The good people at HBO are either doing a very good job of keeping a lid on production, or else they’ve simply filmed so much of the season already that there’s not much left to reveal that we haven’t already seen. (The little birds have been very musical this off-season.) I noticed we were running low on filming news when Watchers posted something about some actor having an interesting character name on his CV, and the post was almost entirely about asking what this name could possibly mean. (My answer: it’s a placeholder name, irrelevant to stuff happening on the show.)
With that in mind, this tidbit from GRRMartin isn’t new, either, but I think it’s still worth mentioning.
“I think you need to have some hope…we all yearn for happy endings in a sense. Myself, I’m attracted to the bittersweet ending. People ask me how Game of Thrones is gonna end, and I’m not gonna tell them … but I always say to expect something bittersweet in the end. You can’t just fulfill a quest and then pretend life is perfect.”
Bittersweet ending. He’s mentioned this to us before. Give me a mo’ and let me dig up the story…
Here it is! GRRMartin refers to Lord of the Rings in describing how he plans the ending:
I haven’t written the ending yet, so I don’t know, but no. That’s certainly not my intent. I’ve said before that the tone of the ending that I’m going for is bittersweet. I mean, it’s no secret that Tolkien has been a huge influence on me, and I love the way he ended Lord of the Rings. It ends with victory, but it’s a bittersweet victory.
Tell us more?

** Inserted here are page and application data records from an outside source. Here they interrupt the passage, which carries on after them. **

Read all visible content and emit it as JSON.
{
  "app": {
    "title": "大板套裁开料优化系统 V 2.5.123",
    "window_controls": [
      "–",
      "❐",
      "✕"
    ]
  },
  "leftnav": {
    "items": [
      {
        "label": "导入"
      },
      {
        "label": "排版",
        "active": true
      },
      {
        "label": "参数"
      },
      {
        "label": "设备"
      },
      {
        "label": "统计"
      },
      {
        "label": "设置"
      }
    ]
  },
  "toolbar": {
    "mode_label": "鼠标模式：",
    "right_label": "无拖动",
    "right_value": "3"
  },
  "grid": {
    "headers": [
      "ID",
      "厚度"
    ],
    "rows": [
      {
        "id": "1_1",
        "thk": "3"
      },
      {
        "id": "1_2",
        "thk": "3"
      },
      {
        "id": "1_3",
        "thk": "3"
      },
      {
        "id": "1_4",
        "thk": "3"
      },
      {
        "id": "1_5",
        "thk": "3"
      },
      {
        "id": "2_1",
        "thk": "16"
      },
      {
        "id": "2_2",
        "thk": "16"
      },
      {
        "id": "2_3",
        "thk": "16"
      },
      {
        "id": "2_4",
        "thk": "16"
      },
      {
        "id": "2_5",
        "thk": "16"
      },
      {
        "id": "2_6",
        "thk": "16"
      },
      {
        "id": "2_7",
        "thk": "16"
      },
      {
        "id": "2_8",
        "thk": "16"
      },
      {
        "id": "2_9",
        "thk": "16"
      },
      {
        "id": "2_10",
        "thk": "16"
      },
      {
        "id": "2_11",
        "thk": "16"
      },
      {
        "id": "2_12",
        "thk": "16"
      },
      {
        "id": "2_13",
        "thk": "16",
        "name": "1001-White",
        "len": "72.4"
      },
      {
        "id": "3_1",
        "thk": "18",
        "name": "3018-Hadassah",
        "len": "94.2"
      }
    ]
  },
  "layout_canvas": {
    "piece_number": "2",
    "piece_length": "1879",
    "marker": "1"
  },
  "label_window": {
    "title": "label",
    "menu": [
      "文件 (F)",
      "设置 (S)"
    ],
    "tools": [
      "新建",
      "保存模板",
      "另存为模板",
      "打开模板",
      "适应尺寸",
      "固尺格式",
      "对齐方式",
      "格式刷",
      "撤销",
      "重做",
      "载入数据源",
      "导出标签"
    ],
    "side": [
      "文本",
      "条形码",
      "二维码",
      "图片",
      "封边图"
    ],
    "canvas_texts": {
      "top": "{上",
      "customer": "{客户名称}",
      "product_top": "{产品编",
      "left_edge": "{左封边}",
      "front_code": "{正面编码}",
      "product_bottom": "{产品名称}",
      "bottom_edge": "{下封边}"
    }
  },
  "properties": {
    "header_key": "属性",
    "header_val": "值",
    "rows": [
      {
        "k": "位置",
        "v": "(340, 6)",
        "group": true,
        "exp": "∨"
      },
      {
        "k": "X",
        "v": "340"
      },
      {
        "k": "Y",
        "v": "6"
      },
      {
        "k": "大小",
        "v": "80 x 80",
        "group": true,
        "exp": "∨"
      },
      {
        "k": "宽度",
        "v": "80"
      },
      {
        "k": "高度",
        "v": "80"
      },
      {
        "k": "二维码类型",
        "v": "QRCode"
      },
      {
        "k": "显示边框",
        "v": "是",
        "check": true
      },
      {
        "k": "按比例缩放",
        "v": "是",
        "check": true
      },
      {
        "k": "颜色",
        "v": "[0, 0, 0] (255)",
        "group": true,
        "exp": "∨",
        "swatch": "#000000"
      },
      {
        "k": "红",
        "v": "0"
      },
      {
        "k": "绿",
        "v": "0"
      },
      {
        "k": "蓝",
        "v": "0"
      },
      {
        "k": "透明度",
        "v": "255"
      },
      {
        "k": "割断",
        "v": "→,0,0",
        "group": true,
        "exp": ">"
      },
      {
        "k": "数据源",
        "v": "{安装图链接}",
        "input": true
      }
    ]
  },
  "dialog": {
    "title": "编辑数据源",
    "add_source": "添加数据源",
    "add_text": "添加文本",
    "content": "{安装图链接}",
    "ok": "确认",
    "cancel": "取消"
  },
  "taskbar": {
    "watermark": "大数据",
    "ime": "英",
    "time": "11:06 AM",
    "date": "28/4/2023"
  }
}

And the scouring of the Shire—brilliant piece of work, which I didn’t understand when I was 13 years old: “Why is this here? The story’s over?” But every time I read it I understand the brilliance of that segment more and more. All I can say is that’s the kind of tone I will be aiming for. Whether I achieve it or not, that will be up to people like you and my readers to judge.
I like the sound of that.
Razor Harris adds:
This certainly gives me hope that, in the end, the good guys of the story will win. Maybe Jon Snow will become a Targaryen and marry Daenerys and usher the Seven Kingdoms into a new era of peace and prosperity…or the White Walkers/Others will just overrun everyone and everything, and Westeros will become one giant ice-skating rink with the undead horde doing pirouettes and playing pickup games of hockey. With George R.R. Martin, you never know what’s coming next, and that’s why we love him.
Based on Martin’s reference to the scouring of the Shire, I’m thinking the ending to ASOIAF will be closer to Jon and Dany as King and Queen of Peace and Prosperity than to the Ice-Skating Rink of the Undead scenario. It won’t be all sunshine and bunnies. I’m picturing, there’ll be the big battle with the White Walkers, and the dragons will do some collateral damage as they burn the Others to a puff of dust, and after the battle is finished, a new monarch will take the Iron Throne—I’ll assume Dany for now, but I’m open to other ideas.
Once the new monarch is in place, the last handful of chapters will be devoted to putting Westeros back together. That’s the parallel to the scouring of the Shire. Most of ASOIAF has been devoted to showing the process of Westeros getting fucked up by people in power making shitty decisions; that’s the parallel to the Shire getting taken over by greedy men. Then there’ll be the epilogue, where we see how everyone is doing now the war’s over.
And on that note, I actually think that, of all the characters who are still alive at the end of Dance, most will survive to the end. There’ll be some more beloved faces who’ll die in the last two books, because of course they will, but when all is said and done, most of the ones we care about will still be alive, and of the survivors, most will be getting on with their lives. Sticking to the Lord of the Rings parallels, there’ll be a few characters who are so traumatized by the wars over the realm that they can never really get on with their lives. I can see a Frodo-type ending for Jon, for example. He’ll be resurrected because he still has business to take care of, but he’ll never quite get back to himself. Outside of those few Frodo-type endings, though, most of the survivors will be okay. There’ll be plenty of sweet endings among the bitterness.